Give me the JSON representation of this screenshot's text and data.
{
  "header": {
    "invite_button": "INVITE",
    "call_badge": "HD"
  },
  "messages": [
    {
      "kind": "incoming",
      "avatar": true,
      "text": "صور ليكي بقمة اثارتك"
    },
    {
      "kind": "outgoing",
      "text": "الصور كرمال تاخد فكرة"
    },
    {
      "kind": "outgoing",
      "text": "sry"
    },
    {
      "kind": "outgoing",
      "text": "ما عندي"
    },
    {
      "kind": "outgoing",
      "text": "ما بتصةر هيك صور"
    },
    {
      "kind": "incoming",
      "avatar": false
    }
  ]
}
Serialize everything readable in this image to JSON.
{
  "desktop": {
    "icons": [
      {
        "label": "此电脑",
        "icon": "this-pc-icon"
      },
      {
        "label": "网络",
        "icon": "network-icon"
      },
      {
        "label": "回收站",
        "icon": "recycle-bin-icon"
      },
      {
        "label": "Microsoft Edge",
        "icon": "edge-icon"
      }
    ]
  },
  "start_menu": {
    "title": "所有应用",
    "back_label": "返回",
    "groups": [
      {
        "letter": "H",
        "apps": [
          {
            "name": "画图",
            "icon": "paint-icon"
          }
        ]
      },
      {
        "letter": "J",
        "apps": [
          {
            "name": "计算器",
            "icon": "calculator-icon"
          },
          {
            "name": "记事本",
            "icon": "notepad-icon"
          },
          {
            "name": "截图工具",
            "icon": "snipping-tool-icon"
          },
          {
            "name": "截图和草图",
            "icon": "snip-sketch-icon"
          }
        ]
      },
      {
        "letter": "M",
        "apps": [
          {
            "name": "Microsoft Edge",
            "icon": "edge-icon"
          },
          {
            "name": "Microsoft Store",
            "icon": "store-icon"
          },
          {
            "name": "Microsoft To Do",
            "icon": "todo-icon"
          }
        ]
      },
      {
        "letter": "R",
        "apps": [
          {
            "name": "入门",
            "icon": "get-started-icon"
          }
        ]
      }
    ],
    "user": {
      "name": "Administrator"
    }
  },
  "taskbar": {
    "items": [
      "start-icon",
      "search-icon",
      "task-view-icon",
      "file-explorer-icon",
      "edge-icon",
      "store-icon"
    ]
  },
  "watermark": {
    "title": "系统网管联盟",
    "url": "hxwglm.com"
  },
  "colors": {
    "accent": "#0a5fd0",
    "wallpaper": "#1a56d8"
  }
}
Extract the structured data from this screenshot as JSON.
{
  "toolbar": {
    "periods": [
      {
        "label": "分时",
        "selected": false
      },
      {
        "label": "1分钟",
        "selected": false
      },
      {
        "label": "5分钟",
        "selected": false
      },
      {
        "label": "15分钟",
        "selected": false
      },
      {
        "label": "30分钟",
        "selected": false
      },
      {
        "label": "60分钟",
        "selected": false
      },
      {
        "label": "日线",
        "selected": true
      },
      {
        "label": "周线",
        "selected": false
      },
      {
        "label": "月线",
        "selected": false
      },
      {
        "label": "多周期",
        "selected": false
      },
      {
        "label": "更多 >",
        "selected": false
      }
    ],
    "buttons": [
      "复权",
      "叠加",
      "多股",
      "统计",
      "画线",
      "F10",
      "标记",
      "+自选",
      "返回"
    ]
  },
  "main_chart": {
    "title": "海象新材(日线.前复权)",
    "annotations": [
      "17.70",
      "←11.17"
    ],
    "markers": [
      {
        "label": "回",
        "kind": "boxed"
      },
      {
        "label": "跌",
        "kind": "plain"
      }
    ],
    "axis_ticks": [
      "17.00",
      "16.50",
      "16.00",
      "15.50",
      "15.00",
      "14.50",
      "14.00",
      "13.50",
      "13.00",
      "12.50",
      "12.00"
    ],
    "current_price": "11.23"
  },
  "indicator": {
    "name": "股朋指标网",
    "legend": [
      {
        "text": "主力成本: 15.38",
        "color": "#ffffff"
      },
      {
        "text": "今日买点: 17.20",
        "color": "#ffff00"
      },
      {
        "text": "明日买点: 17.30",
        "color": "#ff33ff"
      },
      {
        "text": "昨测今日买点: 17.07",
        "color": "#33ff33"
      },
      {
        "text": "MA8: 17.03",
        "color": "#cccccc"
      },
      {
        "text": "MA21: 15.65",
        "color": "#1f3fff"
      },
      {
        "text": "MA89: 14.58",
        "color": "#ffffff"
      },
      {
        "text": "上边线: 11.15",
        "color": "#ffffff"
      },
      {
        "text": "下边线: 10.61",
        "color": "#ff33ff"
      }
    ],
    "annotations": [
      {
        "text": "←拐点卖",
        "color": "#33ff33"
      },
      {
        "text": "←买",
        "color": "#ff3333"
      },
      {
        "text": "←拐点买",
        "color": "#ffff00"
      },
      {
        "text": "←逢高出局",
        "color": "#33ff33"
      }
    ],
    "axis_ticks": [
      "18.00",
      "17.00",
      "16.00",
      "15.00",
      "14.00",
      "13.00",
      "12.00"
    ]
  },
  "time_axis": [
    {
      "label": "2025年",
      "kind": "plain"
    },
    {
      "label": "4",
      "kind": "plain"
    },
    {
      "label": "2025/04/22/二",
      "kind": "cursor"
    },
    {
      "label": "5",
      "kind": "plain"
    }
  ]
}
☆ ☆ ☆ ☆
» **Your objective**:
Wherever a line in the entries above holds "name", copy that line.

» **Exercise answer**:
            "name": "画图",
            "name": "计算器",
            "name": "记事本",
            "name": "截图工具",
            "name": "截图和草图",
            "name": "Microsoft Edge",
            "name": "Microsoft Store",
            "name": "Microsoft To Do",
            "name": "入门",
      "name": "Administrator"
    "name": "股朋指标网",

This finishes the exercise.